Further, it looks as if the village board will lower its liquor license fee by 25 percent after a survey by village staff revealed North Riverside had the highest liquor license fees in the area. The cost of a tavern liquor license will drop from $4,871 per year to $3,650, while the restaurant liquor license will fall from $4,070 to $3,050.
Non-union village employees will also get a 2-percent pay raise, effective May 1, and residents can expect their waste hauling bills to increase by 6 percent. Trustees Rocco DeSantis and H. Bob Demopoulos were against raising waste hauling rates with the prospect of high water bills on the horizon due to the installation of new water meters throughout town.
But other trustees agreed the increase was necessary in order to get the village’s refuse fund into the black. It is currently losing money and requires an annual subsidy from the village’s general operating fund to keep it solvent.
“Basically the very same philosophy that this board has had for the past 20 years … not passing on incremental costs to our residents to basically spare the burden to the residents of the shared costs, funding it with general fund revenues, the only way to do it without major cuts in services and programs and staffing levels would be to cut the pension fund obligation,” said Scarpiniti.
That has been the village’s main strategy for balancing its budget for the past four years. Last year, the village made a small contribution to its pension funds of $250,000, money the village received in 2011 by selling the rights to a cellphone tower near the North Riverside Park Mall.
The village faced a $1.3 million pension contribution for fiscal year 2012-13, but instead has decided to contribute just $300,000 toward its pension obligations. The village won’t make the contribution until the end of the fiscal year, next April, when it has a better picture of its financial picture.
Trustees also agreed to fund the remainder of the projected budget deficit, about $620,000, by using cash reserves and by taking advantage of the Illinois comptroller’s debt recovery program, which allows municipalities to tap into state income tax returns to collect money for past due fines, such as parking and red light camera tickets.

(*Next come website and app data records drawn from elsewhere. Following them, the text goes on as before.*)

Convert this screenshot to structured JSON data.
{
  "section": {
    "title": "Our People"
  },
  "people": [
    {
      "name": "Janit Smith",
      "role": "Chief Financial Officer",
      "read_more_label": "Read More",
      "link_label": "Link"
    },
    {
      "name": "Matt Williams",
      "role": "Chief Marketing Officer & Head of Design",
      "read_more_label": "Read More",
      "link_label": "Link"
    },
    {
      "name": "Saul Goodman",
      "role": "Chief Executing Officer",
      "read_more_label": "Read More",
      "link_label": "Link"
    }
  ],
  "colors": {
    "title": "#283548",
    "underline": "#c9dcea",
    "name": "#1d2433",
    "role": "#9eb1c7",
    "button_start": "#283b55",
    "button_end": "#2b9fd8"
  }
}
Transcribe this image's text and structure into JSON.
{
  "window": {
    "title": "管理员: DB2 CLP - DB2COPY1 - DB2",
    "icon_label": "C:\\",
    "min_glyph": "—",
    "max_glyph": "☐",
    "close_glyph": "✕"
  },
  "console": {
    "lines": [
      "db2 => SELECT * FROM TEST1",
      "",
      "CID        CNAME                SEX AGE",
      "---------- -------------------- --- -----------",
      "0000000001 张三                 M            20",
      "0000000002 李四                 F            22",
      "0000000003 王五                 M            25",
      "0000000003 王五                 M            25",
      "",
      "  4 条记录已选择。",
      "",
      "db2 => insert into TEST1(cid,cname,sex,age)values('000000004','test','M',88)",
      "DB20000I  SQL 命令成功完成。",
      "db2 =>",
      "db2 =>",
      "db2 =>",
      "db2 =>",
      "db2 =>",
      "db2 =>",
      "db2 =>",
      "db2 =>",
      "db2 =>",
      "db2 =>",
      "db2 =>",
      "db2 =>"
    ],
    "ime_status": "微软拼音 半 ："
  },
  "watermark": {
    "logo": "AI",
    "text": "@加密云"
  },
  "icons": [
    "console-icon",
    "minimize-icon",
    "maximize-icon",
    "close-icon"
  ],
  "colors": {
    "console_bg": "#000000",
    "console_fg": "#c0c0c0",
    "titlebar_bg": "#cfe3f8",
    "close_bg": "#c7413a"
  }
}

According to Scarpiniti, North Riverside has $270,000 in unpaid red light camera tickets outstanding.
“Even if we’re able to collect a small fraction of that, it’s going to dent this deficit that we have right here,” Scarpiniti said.